Educators, and state and federal officials, are particularly worried about the United States lagging behind in science and mathematics - the technical skills most needed to compete with Japan, South Korea, and West Germany, among others.
Time magazine recently cited an Educational Testing Service study of five countries and a number of Canadian provinces. The study found that American 13-year-olds ranked last in mathematics and nearly last in science.
In a survey of 17 countries by the International Association for the Evaluation of Educational Achievement, American ninth-graders were down with students from Singapore and Thailand in 14th place in science.
John Silber, the controversial president of Boston University, writes in a new book that ``standards today are derisory by standards that were operative in ordinary little country schools a hundred years ago.''
Some say that as a result of these deficiencies among our young, the economy and even national security is at risk.
Last month, President Bush held an education summit with governors to deal with the crisis. Proposals included giving parents the freedom to choose which schools their children will attend, encouraging businesses and schools to come up with new training programs, attracting more teaching talent by making it easier for career-switchers to become teachers, and by requiring competency tests for students and teachers.
Many of these steps are worthwhile. It is good that there is high-level focus on these educational shortcomings. But while we try to teach our children to be better mathematicians, there is another essential missing in the overall educational equation.

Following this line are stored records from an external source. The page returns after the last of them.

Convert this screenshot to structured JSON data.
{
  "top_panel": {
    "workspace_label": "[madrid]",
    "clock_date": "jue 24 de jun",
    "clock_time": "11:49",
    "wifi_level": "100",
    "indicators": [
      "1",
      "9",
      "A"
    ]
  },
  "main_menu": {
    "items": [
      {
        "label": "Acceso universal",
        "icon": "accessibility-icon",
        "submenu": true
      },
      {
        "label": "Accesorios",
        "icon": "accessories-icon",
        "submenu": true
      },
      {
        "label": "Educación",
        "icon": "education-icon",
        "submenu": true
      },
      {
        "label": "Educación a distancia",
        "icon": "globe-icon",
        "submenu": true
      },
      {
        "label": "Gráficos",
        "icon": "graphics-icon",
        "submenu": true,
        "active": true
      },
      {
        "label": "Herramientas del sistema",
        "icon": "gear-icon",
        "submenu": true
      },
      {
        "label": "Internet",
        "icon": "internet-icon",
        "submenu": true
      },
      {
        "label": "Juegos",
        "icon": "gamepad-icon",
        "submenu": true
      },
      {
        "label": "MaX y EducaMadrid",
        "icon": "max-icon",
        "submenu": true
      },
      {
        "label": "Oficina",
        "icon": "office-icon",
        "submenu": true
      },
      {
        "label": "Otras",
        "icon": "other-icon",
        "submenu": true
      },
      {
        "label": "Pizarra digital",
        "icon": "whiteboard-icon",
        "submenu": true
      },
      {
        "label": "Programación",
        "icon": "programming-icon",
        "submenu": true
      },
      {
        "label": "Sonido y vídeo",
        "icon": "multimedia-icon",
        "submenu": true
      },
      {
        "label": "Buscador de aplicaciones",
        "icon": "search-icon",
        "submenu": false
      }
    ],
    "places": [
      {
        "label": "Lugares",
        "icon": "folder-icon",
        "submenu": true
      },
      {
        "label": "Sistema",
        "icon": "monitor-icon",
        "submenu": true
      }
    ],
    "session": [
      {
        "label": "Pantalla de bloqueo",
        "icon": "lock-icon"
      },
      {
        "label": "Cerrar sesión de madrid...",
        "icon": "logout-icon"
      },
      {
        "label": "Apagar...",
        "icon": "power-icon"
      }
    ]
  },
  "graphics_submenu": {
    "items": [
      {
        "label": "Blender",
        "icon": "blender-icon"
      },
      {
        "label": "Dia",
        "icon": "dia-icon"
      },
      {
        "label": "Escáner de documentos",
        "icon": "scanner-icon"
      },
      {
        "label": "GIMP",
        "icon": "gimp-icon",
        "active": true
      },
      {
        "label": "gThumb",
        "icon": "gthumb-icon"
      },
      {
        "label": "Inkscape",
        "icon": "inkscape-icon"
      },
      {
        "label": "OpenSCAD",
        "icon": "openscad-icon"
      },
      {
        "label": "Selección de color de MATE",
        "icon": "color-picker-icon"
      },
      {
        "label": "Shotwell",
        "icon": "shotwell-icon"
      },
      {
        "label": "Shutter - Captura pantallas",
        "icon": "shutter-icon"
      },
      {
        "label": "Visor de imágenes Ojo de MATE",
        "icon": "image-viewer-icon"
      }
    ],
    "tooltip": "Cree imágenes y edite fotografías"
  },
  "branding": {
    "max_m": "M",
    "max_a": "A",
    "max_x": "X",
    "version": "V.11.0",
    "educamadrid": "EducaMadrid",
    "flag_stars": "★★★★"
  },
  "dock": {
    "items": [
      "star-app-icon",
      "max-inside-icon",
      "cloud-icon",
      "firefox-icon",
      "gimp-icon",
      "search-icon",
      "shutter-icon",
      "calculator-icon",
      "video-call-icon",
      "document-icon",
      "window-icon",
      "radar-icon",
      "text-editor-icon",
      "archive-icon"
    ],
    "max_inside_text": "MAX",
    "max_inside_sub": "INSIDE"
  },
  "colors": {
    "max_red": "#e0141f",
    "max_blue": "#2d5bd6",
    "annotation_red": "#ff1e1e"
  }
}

It is emphasis not on the nuts and bolts of schooling, but on ethics.
Everyone seems to agree that students need better training in the three R's, but they have been short-changed in lessons on how to make moral choices.
When my daughter was admitted to a well-known college some years ago, and I attended a briefing session for parents, I was startled at the confident manner in which the college president disclaimed all responsibility on the part of his staff for moral counseling. The college's position was that in the overnight transition from high school to college, students had become adults and were responsible for themselves.
Ethical studies were best left to parents and the churches.
That has changed somewhat, given some recent much-publicized instances of stockbrokers, politicians, and evangelists who have gone wrong. Some universities and business schools have reinstituted courses for the study of ethics.
But there is still a vast wasteland of disinterest in ethics.
There should not be, for there is clearly a need for earlier ethical head-clearing. A recent survey of American high school seniors by the international Pinnacle Group public relations company came up with these disturbing findings:
59 percent said they would face six months' probation on an illegal deal to make $10 million.
36 percent would plagiarize to pass a test.
67 percent would inflate expense accounts.
50 percent would pad an insurance claim.
66 percent would lie to achieve a business objective.
This is a sorry state of affairs. We should not be apologetic for instructing our children that financial success is without point unless accompanied by integrity, honesty, and a deepening sense of non-material values.
The relegation of ethical studies may be just as major a crisis as our backwardness in mathematics and science. Why should ethics not be stressed as vigorously in school as it should be in the home?